What you have to do: Go through the records below and report each line with "wouldn" in it.

App and web page records:
· · · ·

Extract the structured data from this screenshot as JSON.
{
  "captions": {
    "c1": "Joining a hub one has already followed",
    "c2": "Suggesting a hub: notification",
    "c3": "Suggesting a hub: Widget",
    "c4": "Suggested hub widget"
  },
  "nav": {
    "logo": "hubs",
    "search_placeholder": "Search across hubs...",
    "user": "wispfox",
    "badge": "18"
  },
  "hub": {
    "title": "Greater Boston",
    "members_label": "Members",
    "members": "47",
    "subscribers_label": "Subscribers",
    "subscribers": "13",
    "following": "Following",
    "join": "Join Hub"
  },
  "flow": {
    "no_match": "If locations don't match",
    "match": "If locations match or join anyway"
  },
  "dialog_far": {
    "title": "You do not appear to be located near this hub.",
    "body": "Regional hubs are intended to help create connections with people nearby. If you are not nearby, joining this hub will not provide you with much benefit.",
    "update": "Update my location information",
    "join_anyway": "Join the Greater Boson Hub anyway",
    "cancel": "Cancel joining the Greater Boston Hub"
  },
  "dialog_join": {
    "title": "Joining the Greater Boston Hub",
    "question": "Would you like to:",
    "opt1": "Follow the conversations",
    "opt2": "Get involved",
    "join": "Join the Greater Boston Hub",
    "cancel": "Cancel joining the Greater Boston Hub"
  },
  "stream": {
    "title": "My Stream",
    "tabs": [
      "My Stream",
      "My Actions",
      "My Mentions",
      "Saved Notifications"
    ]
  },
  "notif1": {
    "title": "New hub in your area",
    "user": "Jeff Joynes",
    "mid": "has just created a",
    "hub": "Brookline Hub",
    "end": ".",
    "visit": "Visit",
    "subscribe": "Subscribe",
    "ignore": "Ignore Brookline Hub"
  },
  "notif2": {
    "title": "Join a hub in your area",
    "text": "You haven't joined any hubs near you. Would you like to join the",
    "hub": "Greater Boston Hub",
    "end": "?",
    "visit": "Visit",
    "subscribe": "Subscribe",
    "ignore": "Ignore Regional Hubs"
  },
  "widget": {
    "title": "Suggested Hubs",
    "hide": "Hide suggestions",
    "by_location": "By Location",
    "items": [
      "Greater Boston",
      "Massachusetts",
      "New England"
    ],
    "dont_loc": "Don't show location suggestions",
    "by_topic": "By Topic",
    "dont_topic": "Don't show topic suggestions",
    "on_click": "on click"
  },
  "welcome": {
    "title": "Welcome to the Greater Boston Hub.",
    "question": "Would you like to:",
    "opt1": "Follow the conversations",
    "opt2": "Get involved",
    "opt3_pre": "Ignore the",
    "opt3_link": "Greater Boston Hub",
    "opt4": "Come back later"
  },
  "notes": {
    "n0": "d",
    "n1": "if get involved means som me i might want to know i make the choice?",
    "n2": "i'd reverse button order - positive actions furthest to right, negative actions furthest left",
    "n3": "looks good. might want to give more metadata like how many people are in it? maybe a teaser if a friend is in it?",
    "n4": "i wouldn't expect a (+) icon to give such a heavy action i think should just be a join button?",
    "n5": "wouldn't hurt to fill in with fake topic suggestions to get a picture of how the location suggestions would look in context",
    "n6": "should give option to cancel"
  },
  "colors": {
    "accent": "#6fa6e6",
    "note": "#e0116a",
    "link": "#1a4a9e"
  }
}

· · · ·

Exercise solution:
    "n4": "i wouldn't expect a (+) icon to give such a heavy action i think should just be a join button?",
    "n5": "wouldn't hurt to fill in with fake topic suggestions to get a picture of how the location suggestions would look in context",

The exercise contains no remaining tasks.